• YOUR INSTRUCTIONS: From the entries below, copy every line that holds the word "Section".
RECORDS SUPPLIED: Begin
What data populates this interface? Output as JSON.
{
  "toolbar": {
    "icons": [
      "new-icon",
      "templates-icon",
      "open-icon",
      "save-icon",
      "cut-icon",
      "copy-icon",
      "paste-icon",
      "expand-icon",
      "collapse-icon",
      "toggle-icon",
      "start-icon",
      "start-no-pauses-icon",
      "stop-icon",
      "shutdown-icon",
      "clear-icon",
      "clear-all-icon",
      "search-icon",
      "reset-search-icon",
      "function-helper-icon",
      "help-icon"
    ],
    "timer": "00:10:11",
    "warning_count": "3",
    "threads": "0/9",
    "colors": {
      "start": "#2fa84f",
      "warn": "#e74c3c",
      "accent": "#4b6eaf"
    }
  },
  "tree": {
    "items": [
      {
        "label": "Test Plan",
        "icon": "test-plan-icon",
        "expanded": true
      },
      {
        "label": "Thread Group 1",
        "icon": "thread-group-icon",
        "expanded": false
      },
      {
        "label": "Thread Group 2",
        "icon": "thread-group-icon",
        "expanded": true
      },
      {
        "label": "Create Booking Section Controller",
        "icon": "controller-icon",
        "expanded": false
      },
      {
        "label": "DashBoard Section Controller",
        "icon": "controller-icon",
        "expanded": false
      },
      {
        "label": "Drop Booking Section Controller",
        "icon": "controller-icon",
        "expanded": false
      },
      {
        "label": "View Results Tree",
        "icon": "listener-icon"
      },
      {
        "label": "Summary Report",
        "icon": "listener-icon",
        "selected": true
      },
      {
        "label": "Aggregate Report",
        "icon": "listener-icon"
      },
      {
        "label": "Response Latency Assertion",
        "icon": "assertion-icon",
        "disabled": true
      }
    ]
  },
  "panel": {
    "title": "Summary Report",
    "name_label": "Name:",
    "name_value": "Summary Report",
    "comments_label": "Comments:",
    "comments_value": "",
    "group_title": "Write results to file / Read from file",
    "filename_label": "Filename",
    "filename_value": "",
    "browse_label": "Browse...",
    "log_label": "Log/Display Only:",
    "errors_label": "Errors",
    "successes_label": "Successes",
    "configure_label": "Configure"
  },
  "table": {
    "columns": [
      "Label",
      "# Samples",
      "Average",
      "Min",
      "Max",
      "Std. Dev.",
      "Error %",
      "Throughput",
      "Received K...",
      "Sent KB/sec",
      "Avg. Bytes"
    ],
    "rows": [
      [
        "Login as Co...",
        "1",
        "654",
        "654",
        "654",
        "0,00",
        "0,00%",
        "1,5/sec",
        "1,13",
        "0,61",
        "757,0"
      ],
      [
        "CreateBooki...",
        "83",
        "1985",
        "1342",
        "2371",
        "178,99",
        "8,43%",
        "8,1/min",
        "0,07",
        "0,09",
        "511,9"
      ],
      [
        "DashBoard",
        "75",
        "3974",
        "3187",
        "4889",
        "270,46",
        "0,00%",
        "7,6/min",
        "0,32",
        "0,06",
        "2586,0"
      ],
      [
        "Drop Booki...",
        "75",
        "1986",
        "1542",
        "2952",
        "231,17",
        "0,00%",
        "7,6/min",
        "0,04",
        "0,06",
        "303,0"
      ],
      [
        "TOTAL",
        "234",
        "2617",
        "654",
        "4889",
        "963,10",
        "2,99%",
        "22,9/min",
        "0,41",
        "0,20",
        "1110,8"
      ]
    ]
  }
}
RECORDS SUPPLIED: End
• OUTPUT BELOW:
        "label": "Create Booking Section Controller",
        "label": "DashBoard Section Controller",
        "label": "Drop Booking Section Controller",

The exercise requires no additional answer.